On October 21st I drove down to Port Penn, Delaware and walked to the marshes along the Delaware River. According to the Independent Seaport Museum’s accession records, the eel fyke net I am studying this semester came from the Port Penn Area Historical Society (now the Port Penn Interpretive Center) in 1987. Although the center is closed for the season, I thought it would be beneficial to visit the closest thing to an origin point I have for this fyke net and examine the environment in which it was used, to situate it both in space and time, as I contemplate the object’s age.
I have yet to pin down an original owner, but based on this net’s purpose, I can say that the original owner was a fisherman, and certainly an eel fisherman. Given the object’s size (just over three feet long) and its composition (hoops possibly made of willow wood and netting of twine or cotton) I also speculate that the owner made this net himself, likely in the late 19th or early 20th Century. More modern eel fyke nets, specifically the leaders and wings that extend before the net itself, can vary from fifty to 200 feet long.
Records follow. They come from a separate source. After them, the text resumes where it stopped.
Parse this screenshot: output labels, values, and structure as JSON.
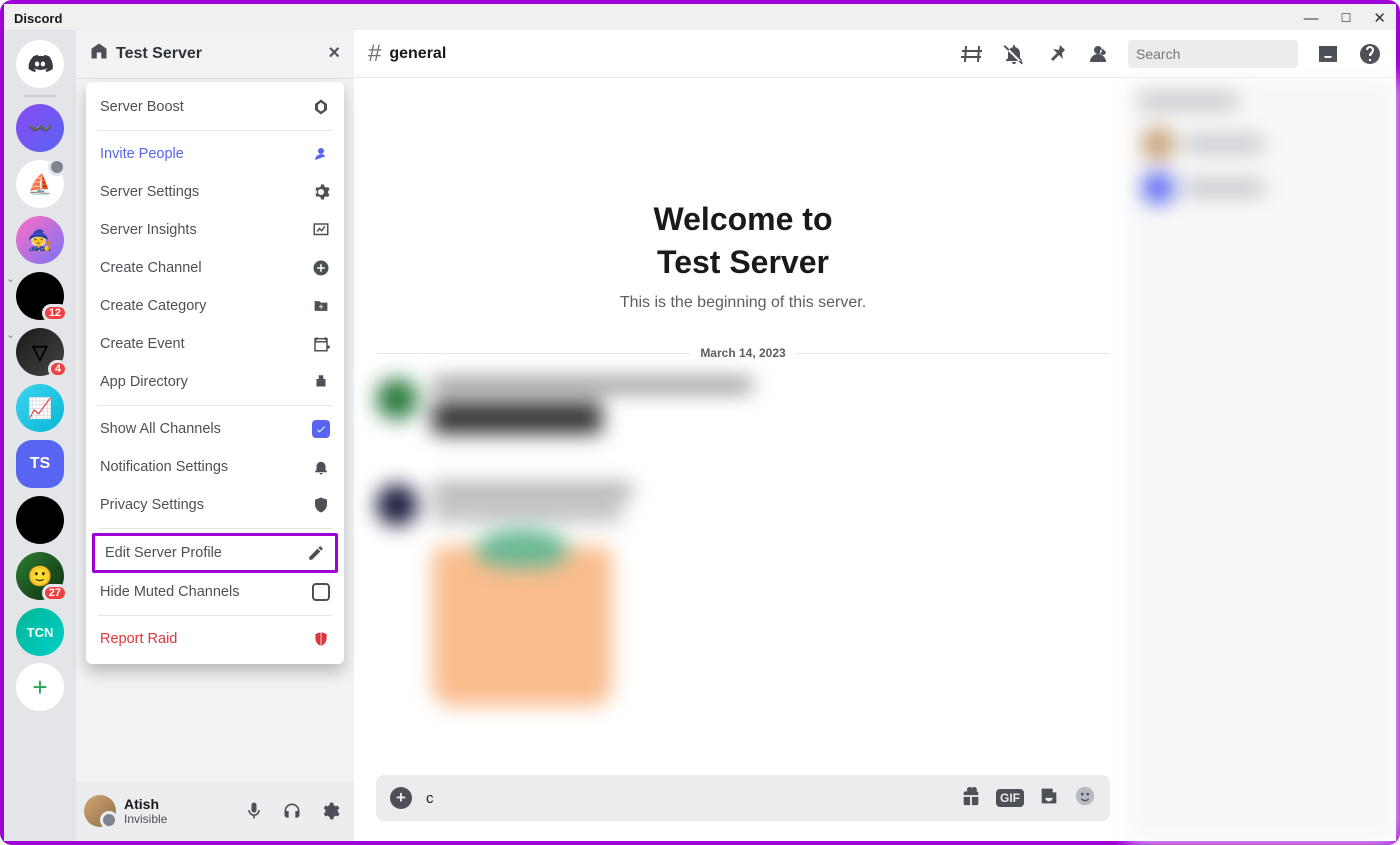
{
  "app_title": "Discord",
  "server_rail": {
    "home": {
      "name": "discord-home"
    },
    "servers": [
      {
        "name": "server-wavelength",
        "bg": "linear-gradient(135deg,#8a4af3,#5865f2)",
        "initials": "",
        "image": "wave"
      },
      {
        "name": "server-midjourney",
        "bg": "#fff",
        "initials": "",
        "image": "sailboat",
        "muted": true
      },
      {
        "name": "server-fantasy",
        "bg": "linear-gradient(135deg,#ff6ec4,#7873f5)",
        "initials": "",
        "image": "wizard"
      },
      {
        "name": "server-opensea",
        "bg": "#000",
        "initials": "",
        "image": "opus",
        "badge": "12",
        "chevron": true
      },
      {
        "name": "server-triangle",
        "bg": "linear-gradient(135deg,#1a1a1a,#444)",
        "initials": "",
        "image": "triangle",
        "badge": "4",
        "chevron": true
      },
      {
        "name": "server-stocks",
        "bg": "linear-gradient(135deg,#3dd5f3,#06b6d4)",
        "initials": "",
        "image": "arrowchart"
      },
      {
        "name": "server-test",
        "bg": "#5865f2",
        "initials": "TS",
        "image": "none",
        "selected": true
      },
      {
        "name": "server-chatgpt",
        "bg": "#000",
        "initials": "",
        "image": "knot"
      },
      {
        "name": "server-user1",
        "bg": "linear-gradient(135deg,#2e7d32,#0d2e10)",
        "initials": "",
        "image": "face",
        "badge": "27"
      },
      {
        "name": "server-ten",
        "bg": "linear-gradient(135deg,#00b894,#00cec9)",
        "initials": "",
        "image": "ten"
      }
    ],
    "add_server_icon": "+"
  },
  "server_header": {
    "home_icon": "home",
    "title": "Test Server",
    "close_icon": "×"
  },
  "menu": [
    {
      "label": "Server Boost",
      "icon": "boost",
      "type": "normal"
    },
    {
      "divider": true
    },
    {
      "label": "Invite People",
      "icon": "invite",
      "type": "accent"
    },
    {
      "label": "Server Settings",
      "icon": "gear",
      "type": "normal"
    },
    {
      "label": "Server Insights",
      "icon": "insights",
      "type": "normal"
    },
    {
      "label": "Create Channel",
      "icon": "plus-circle",
      "type": "normal"
    },
    {
      "label": "Create Category",
      "icon": "folder-plus",
      "type": "normal"
    },
    {
      "label": "Create Event",
      "icon": "calendar-plus",
      "type": "normal"
    },
    {
      "label": "App Directory",
      "icon": "robot",
      "type": "normal"
    },
    {
      "divider": true
    },
    {
      "label": "Show All Channels",
      "icon": "checkbox-on",
      "type": "normal",
      "checked": true
    },
    {
      "label": "Notification Settings",
      "icon": "bell",
      "type": "normal"
    },
    {
      "label": "Privacy Settings",
      "icon": "shield",
      "type": "normal"
    },
    {
      "divider": true
    },
    {
      "label": "Edit Server Profile",
      "icon": "pencil",
      "type": "normal",
      "highlighted": true
    },
    {
      "label": "Hide Muted Channels",
      "icon": "checkbox-off",
      "type": "normal",
      "checked": false
    },
    {
      "divider": true
    },
    {
      "label": "Report Raid",
      "icon": "shield-alert",
      "type": "danger"
    }
  ],
  "user_panel": {
    "username": "Atish",
    "status": "Invisible"
  },
  "channel_header": {
    "hash": "#",
    "channel_name": "general",
    "search_placeholder": "Search"
  },
  "chat": {
    "welcome_line1": "Welcome to",
    "welcome_line2": "Test Server",
    "welcome_sub": "This is the beginning of this server.",
    "date_divider": "March 14, 2023",
    "compose_text": "c"
  },
  "colors": {
    "accent": "#5865f2",
    "danger": "#da373c",
    "highlight_border": "#a000d8"
  }
}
Given this variation in size between modern nets and the one I am studying, I am confident it must be significantly older, and therefore likely made by hand. Additionally, given how small a town Port Penn is, and how old I believe the net to be, I further speculate that the original owner was not a man of considerable wealth.
As expressed before, the net was used specifically to fish for American Eels which live in the Delaware River and its surrounding marshes. In addition to its original utilitarian purpose, I believe the net was also used for decoration, as it has a stick attached to its side which could have helped in hanging it on a wall somewhere. Significantly more interesting is how this object reflects the particularities of its surroundings. In 2017, the two major forms of employment I saw in the small village of Port Penn are agriculture and fishing. Port Penn is no more than ten miles from Route 13, but in traveling those ten miles I saw primarily small farms, and in town I saw several stores related to fishing (a bait and tackle shop, a market for crab, and so forth). Although there may never have been an eel fishing industry, it seems possible that the original owner sold his catches in a local fish market. These are the particularities of the human environment; in the natural environment I saw a few willow trees on my drive into town, which lends credence to my assessment that the net’s hoops may have been made of willow, though other sources state that most fyke nets were made of oak, hickory, or grapevine. Furthermore, the inlets from the river that lead to the marshes are not particularly wide. Given the nets roughly three feet in length, if we consider proportional additions in the leader and wings, the net would be roughly eight or nine feet wide. This is more than enough to span these inlets and capture plenty of eels. I wonder though, if the proper methodology dictates that one stakes these nets down and waits for the eels to swim in, what would the original owner do in this down time? Would he bring a fishing pole with him and catch the bass and other fish that swim through the Delaware? Would he bring box traps to catch the blue crabs I saw scuttling about in the surrounding ponds?
My interactions with this object have colored my impression of it insofar as I am now more certain than ever of its colorful life. By life I refer to its creation, likely at the hands of its original owner, its usage in the marshes of the Delaware River, its time as a wall ornament, and its arrival at at least two maritime museums. If my assessment is correct, this object was made by the original owner. This means that the owner had to bend the willow wood into hoops, and weave the twine or cotton into its z-twisted form and then craft the net and internally woven traps, and then treat it all to prevent water damage. This evokes a sense of wonder. The time, energy, and care that went into crafting this net colors my impression of it greatly. Furthermore, what struck me most as I sat by the marshes was the ambient noise around me. I could hear the water flowing by, the seagulls screeching overhead, the wind blowing through the wild grasses, and the birds in the brushes. All of this evoked an idyllic image of a man fishing by the river, surrounded by these sounds in the early 20th Century, but without airplanes and large barges drifting down stream. Whether this image is valid or not is something I have yet to determine. During a previous visit to the Tuckerton Seaport Museum in New Jersey, an archivist there spoke of a lumber industry not far from the Delaware River that, at times, would choke the river with sawdust. This is a different form of pollution than what I witnessed at Port Penn, but certainly one worth considering as I move forward.
Nevertheless, in visiting Port Penn, Delaware and walking around the marshes along the Delaware River, I obtained a greater understanding of this eel fyke net through witnessing the environment in which it was used, the town it once called home, and considering the changes this village has seen over time.